- **Exercise directions**
Copy the full listing exactly, word for word.

- **Supplied data**
Segment Open

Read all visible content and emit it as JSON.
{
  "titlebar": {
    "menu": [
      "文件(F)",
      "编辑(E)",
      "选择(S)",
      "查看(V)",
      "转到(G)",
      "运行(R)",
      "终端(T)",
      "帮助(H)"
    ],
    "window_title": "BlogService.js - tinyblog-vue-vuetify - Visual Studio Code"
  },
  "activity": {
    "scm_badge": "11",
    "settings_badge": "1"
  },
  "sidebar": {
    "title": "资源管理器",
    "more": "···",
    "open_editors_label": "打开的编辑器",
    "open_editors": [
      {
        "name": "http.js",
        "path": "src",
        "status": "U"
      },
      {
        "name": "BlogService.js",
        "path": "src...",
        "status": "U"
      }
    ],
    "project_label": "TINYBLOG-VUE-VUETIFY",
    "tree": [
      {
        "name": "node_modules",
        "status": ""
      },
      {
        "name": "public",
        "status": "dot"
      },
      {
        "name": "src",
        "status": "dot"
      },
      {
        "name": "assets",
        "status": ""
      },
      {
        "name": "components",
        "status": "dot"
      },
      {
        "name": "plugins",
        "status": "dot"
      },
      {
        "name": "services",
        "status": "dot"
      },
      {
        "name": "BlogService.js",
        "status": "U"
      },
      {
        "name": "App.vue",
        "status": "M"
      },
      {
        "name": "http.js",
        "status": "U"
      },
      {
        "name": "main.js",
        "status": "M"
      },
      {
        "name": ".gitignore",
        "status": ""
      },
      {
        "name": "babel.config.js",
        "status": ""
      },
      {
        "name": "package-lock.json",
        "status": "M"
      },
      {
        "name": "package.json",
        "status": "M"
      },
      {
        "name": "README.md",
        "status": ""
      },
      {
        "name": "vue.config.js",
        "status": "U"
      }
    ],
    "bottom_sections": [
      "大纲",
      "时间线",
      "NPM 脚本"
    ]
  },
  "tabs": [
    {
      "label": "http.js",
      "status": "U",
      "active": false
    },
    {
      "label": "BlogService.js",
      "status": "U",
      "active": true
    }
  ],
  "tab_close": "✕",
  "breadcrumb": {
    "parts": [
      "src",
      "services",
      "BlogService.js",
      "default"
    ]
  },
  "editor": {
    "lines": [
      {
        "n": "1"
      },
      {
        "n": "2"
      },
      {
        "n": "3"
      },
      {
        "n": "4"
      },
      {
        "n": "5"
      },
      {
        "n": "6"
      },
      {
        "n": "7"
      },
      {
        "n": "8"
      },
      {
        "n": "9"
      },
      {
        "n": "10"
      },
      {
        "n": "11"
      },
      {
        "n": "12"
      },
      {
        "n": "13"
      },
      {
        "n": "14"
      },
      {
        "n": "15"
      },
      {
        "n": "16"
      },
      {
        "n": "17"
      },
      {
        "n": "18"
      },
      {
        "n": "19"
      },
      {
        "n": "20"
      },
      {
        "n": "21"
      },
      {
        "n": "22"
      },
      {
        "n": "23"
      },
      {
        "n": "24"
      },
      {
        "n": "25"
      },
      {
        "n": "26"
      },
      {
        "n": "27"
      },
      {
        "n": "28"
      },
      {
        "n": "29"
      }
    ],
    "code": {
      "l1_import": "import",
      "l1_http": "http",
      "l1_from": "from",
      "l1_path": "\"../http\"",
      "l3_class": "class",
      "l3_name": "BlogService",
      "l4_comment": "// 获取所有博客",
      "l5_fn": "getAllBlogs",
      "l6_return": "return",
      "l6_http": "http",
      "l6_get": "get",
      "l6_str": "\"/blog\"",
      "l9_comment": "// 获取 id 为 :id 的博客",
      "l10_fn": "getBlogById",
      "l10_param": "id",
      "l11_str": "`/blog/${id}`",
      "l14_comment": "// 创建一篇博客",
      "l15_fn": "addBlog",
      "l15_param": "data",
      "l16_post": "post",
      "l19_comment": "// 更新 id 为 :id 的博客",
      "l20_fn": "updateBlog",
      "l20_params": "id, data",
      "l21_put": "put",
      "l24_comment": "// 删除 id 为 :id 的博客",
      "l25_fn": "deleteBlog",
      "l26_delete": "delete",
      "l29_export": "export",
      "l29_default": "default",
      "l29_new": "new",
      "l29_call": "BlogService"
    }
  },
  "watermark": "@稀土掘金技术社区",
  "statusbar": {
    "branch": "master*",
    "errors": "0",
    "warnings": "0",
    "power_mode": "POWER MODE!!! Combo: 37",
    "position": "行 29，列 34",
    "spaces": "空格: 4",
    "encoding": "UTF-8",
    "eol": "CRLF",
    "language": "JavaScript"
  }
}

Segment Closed

- **Answer**
Read all visible content and emit it as JSON.
{
  "titlebar": {
    "menu": [
      "文件(F)",
      "编辑(E)",
      "选择(S)",
      "查看(V)",
      "转到(G)",
      "运行(R)",
      "终端(T)",
      "帮助(H)"
    ],
    "window_title": "BlogService.js - tinyblog-vue-vuetify - Visual Studio Code"
  },
  "activity": {
    "scm_badge": "11",
    "settings_badge": "1"
  },
  "sidebar": {
    "title": "资源管理器",
    "more": "···",
    "open_editors_label": "打开的编辑器",
    "open_editors": [
      {
        "name": "http.js",
        "path": "src",
        "status": "U"
      },
      {
        "name": "BlogService.js",
        "path": "src...",
        "status": "U"
      }
    ],
    "project_label": "TINYBLOG-VUE-VUETIFY",
    "tree": [
      {
        "name": "node_modules",
        "status": ""
      },
      {
        "name": "public",
        "status": "dot"
      },
      {
        "name": "src",
        "status": "dot"
      },
      {
        "name": "assets",
        "status": ""
      },
      {
        "name": "components",
        "status": "dot"
      },
      {
        "name": "plugins",
        "status": "dot"
      },
      {
        "name": "services",
        "status": "dot"
      },
      {
        "name": "BlogService.js",
        "status": "U"
      },
      {
        "name": "App.vue",
        "status": "M"
      },
      {
        "name": "http.js",
        "status": "U"
      },
      {
        "name": "main.js",
        "status": "M"
      },
      {
        "name": ".gitignore",
        "status": ""
      },
      {
        "name": "babel.config.js",
        "status": ""
      },
      {
        "name": "package-lock.json",
        "status": "M"
      },
      {
        "name": "package.json",
        "status": "M"
      },
      {
        "name": "README.md",
        "status": ""
      },
      {
        "name": "vue.config.js",
        "status": "U"
      }
    ],
    "bottom_sections": [
      "大纲",
      "时间线",
      "NPM 脚本"
    ]
  },
  "tabs": [
    {
      "label": "http.js",
      "status": "U",
      "active": false
    },
    {
      "label": "BlogService.js",
      "status": "U",
      "active": true
    }
  ],
  "tab_close": "✕",
  "breadcrumb": {
    "parts": [
      "src",
      "services",
      "BlogService.js",
      "default"
    ]
  },
  "editor": {
    "lines": [
      {
        "n": "1"
      },
      {
        "n": "2"
      },
      {
        "n": "3"
      },
      {
        "n": "4"
      },
      {
        "n": "5"
      },
      {
        "n": "6"
      },
      {
        "n": "7"
      },
      {
        "n": "8"
      },
      {
        "n": "9"
      },
      {
        "n": "10"
      },
      {
        "n": "11"
      },
      {
        "n": "12"
      },
      {
        "n": "13"
      },
      {
        "n": "14"
      },
      {
        "n": "15"
      },
      {
        "n": "16"
      },
      {
        "n": "17"
      },
      {
        "n": "18"
      },
      {
        "n": "19"
      },
      {
        "n": "20"
      },
      {
        "n": "21"
      },
      {
        "n": "22"
      },
      {
        "n": "23"
      },
      {
        "n": "24"
      },
      {
        "n": "25"
      },
      {
        "n": "26"
      },
      {
        "n": "27"
      },
      {
        "n": "28"
      },
      {
        "n": "29"
      }
    ],
    "code": {
      "l1_import": "import",
      "l1_http": "http",
      "l1_from": "from",
      "l1_path": "\"../http\"",
      "l3_class": "class",
      "l3_name": "BlogService",
      "l4_comment": "// 获取所有博客",
      "l5_fn": "getAllBlogs",
      "l6_return": "return",
      "l6_http": "http",
      "l6_get": "get",
      "l6_str": "\"/blog\"",
      "l9_comment": "// 获取 id 为 :id 的博客",
      "l10_fn": "getBlogById",
      "l10_param": "id",
      "l11_str": "`/blog/${id}`",
      "l14_comment": "// 创建一篇博客",
      "l15_fn": "addBlog",
      "l15_param": "data",
      "l16_post": "post",
      "l19_comment": "// 更新 id 为 :id 的博客",
      "l20_fn": "updateBlog",
      "l20_params": "id, data",
      "l21_put": "put",
      "l24_comment": "// 删除 id 为 :id 的博客",
      "l25_fn": "deleteBlog",
      "l26_delete": "delete",
      "l29_export": "export",
      "l29_default": "default",
      "l29_new": "new",
      "l29_call": "BlogService"
    }
  },
  "watermark": "@稀土掘金技术社区",
  "statusbar": {
    "branch": "master*",
    "errors": "0",
    "warnings": "0",
    "power_mode": "POWER MODE!!! Combo: 37",
    "position": "行 29，列 34",
    "spaces": "空格: 4",
    "encoding": "UTF-8",
    "eol": "CRLF",
    "language": "JavaScript"
  }
}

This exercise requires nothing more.